In DAY 3 “Evaluation” participants shared their ideas through frequent use of Google Forms. (Letting everyone fill out the form and share their replies immediately are the advantage of online classes.) Also, a gallery walk was conducted online when the participants practiced creating rubrics. The session actively integrated new tools into its class design to make optimal use of online settings.
As described above, the 15th UTokyo FFP started with mixed feelings of expectations and concerns, struggling to realize online what the programs have conducted in face-to-face classes. However, many participants gave us positive feedback on the online classes as follows: “It was my first time taking online classes, but I was surprised that the session proceeded just as smoothly as face-to-face classes,” “I enjoy taking online classes because I can learn through the interaction with other participants in breakout rooms,” and “The program so skillfully uses different apps such as Zoom, Sli.do, and Google Classroom, depending on their properties, that there were no differences with offline classes.”
Online courses may become more popular in the future.

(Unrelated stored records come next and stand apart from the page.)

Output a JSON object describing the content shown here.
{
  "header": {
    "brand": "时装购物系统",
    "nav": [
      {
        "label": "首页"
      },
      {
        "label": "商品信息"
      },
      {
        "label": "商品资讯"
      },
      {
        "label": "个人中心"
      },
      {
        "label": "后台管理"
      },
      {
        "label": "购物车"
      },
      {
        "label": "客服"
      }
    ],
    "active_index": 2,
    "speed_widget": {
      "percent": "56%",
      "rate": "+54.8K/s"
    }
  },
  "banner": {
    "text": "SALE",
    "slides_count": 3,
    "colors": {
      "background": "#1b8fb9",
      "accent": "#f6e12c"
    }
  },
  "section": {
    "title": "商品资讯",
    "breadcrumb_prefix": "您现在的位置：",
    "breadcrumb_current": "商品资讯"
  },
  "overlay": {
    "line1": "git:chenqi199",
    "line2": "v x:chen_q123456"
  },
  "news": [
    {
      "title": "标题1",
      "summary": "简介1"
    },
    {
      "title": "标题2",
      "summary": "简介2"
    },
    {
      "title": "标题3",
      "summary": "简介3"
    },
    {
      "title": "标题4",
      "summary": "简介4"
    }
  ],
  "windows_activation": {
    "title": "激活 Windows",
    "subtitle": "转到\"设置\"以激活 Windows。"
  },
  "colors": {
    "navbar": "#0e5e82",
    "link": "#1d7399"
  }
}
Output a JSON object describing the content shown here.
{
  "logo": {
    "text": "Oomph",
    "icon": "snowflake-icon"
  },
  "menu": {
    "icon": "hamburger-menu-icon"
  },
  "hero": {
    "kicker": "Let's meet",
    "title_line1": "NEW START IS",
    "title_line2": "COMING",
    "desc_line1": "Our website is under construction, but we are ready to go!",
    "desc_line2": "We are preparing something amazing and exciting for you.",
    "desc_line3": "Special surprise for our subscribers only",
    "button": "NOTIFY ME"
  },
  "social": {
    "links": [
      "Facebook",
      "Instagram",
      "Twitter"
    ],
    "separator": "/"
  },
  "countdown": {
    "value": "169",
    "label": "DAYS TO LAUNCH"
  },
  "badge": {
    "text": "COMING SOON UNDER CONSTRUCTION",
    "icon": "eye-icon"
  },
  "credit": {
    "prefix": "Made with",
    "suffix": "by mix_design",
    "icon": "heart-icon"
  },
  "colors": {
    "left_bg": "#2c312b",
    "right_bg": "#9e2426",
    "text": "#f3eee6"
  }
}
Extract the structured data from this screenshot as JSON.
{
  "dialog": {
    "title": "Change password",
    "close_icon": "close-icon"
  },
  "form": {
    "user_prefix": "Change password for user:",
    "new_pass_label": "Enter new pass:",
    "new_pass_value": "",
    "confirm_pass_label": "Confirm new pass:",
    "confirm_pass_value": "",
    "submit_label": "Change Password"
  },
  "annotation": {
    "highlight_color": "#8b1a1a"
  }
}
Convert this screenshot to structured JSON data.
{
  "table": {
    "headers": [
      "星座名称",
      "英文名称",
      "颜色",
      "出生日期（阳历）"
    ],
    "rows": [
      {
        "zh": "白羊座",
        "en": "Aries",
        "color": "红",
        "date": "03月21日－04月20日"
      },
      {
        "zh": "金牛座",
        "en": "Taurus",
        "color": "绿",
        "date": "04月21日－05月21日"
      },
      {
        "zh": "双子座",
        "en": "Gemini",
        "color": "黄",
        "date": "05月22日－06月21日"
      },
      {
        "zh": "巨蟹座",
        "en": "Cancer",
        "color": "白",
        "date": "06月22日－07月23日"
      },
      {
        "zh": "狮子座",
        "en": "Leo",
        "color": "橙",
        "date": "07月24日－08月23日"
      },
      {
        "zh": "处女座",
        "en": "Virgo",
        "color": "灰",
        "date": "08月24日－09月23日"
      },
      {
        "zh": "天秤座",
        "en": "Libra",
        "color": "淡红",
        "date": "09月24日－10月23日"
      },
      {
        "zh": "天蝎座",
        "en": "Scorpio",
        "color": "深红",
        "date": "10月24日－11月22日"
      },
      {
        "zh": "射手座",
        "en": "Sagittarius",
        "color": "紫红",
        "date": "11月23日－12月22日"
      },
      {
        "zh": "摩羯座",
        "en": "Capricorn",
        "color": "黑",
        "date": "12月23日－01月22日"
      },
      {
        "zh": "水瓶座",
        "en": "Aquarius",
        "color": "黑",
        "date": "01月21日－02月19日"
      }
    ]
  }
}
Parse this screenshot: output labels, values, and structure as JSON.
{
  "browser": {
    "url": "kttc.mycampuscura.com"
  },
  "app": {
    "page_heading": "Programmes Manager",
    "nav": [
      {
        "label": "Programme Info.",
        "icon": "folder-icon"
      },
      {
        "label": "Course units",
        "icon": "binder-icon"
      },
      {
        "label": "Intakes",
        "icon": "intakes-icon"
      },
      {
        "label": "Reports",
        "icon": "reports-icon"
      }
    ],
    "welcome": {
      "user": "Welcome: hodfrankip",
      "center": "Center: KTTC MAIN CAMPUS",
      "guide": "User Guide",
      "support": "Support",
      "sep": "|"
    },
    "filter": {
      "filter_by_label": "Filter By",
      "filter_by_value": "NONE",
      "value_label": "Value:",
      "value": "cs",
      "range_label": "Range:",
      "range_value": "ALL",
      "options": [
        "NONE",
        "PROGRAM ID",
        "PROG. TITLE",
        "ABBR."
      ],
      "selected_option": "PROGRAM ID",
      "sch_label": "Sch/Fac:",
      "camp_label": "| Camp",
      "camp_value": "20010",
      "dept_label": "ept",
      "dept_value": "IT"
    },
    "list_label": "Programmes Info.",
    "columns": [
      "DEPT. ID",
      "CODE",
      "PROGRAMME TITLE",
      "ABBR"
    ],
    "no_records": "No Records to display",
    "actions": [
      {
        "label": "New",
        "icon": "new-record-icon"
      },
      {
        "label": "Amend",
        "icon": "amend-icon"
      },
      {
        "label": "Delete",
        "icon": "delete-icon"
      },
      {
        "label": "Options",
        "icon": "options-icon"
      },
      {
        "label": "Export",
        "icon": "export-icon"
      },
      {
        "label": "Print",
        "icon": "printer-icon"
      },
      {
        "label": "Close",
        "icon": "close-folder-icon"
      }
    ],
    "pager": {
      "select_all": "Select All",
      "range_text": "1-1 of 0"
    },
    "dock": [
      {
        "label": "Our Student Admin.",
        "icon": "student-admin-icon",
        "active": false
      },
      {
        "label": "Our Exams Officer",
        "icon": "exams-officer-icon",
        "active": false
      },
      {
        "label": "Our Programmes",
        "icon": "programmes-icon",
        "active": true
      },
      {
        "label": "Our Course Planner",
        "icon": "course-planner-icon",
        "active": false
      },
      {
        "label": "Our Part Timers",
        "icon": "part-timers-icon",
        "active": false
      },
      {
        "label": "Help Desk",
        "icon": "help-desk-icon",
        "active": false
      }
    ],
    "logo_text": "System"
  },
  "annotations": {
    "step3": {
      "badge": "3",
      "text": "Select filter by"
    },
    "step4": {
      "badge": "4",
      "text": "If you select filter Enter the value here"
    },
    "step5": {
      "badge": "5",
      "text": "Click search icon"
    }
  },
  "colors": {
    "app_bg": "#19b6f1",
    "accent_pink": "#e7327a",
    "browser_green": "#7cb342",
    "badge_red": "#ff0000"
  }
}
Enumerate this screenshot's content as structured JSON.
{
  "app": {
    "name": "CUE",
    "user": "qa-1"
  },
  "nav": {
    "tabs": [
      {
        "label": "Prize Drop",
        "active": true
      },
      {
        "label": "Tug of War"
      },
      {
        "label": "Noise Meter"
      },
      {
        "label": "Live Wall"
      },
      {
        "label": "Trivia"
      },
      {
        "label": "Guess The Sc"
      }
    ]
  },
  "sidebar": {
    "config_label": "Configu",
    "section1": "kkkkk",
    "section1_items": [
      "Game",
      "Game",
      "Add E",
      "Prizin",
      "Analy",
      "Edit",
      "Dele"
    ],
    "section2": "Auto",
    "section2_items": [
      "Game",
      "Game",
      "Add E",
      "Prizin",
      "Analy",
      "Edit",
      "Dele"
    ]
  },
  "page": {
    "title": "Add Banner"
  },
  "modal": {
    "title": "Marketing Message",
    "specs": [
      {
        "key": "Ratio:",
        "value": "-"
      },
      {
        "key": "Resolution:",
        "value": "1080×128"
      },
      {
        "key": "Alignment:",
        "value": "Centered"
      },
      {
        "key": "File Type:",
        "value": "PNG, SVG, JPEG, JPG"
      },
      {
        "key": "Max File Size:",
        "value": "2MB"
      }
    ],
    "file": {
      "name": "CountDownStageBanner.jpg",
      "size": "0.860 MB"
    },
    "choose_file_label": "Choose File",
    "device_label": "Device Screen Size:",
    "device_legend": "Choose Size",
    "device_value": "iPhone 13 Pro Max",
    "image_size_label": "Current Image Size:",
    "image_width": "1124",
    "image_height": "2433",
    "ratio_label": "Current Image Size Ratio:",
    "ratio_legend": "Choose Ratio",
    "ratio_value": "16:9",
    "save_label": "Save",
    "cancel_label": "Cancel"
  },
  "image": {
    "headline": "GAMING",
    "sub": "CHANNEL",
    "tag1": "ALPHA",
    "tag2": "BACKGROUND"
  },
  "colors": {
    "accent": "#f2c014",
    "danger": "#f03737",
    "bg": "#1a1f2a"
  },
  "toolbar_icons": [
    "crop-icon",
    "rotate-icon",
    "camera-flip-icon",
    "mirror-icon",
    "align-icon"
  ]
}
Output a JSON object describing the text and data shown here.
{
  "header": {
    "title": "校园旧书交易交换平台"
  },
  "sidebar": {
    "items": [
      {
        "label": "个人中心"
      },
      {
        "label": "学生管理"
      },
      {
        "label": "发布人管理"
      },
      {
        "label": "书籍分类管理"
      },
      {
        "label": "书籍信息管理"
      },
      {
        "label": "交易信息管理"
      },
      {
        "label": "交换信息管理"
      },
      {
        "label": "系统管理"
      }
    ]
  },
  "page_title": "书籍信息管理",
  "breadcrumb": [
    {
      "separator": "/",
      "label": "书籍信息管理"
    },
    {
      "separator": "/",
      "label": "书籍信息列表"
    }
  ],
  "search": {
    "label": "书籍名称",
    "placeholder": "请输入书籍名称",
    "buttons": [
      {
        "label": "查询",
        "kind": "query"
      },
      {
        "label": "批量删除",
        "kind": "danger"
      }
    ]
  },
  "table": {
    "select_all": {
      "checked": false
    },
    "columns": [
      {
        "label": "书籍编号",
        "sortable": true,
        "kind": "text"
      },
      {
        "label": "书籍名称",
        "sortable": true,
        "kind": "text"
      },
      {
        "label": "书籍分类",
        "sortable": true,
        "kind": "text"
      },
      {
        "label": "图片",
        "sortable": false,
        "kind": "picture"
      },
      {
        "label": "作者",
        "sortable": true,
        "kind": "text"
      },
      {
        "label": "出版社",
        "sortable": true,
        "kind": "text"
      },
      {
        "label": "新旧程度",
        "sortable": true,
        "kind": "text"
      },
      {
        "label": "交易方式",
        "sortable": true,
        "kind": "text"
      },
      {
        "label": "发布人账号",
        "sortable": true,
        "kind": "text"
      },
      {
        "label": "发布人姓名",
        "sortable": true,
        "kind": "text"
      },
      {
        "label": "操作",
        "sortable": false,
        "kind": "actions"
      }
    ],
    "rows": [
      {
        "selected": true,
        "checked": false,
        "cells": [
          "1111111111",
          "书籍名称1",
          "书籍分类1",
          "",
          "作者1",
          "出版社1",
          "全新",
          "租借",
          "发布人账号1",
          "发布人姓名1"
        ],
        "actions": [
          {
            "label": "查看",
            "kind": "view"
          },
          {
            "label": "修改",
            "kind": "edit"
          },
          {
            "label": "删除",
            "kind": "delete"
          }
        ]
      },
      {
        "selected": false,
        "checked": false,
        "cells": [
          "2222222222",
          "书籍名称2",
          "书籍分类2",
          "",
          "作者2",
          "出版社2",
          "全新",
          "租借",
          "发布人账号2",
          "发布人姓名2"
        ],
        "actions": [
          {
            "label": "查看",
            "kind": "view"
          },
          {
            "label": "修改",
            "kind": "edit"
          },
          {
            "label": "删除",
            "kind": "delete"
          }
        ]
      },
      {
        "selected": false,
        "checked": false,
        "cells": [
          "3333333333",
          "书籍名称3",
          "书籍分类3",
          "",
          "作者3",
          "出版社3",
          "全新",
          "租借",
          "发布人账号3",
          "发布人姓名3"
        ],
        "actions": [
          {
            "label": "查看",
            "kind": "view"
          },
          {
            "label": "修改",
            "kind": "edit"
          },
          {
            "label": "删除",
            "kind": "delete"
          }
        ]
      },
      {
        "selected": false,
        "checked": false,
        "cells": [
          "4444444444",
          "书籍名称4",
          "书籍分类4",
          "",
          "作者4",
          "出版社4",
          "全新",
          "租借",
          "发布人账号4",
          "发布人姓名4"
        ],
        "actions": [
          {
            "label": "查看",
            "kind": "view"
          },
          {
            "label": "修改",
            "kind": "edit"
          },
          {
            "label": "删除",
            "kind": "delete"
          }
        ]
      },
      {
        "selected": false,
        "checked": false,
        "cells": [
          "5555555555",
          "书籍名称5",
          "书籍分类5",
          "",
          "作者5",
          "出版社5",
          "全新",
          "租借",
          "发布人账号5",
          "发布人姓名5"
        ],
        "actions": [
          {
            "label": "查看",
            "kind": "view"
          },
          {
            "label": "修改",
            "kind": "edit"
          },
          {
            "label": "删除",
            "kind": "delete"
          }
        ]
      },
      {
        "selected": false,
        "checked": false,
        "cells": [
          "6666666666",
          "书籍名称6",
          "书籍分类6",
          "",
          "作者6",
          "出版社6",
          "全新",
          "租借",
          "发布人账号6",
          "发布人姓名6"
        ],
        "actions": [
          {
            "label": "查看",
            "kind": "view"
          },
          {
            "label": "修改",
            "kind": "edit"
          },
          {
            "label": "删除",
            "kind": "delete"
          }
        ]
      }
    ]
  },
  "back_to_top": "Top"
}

Some participants expressed their high expectations of our program, saying, “I first thought that it was unfortunate to take this course online, but considering the increasing significance of online courses from now on, it is a good opportunity to learn about online classes from the professionals who are the researchers of the latest trend of interactive teaching.”
The 15th UTokyo FFP has just finished DAY 3, and there are still more than half of the program left, but we will make further efforts to deliver and refine UTokyo FFP-like online classes to reach the goal (DAY 8).
Division for Quality Enhancement of Higher Education
Center for Research and Development of Higher Education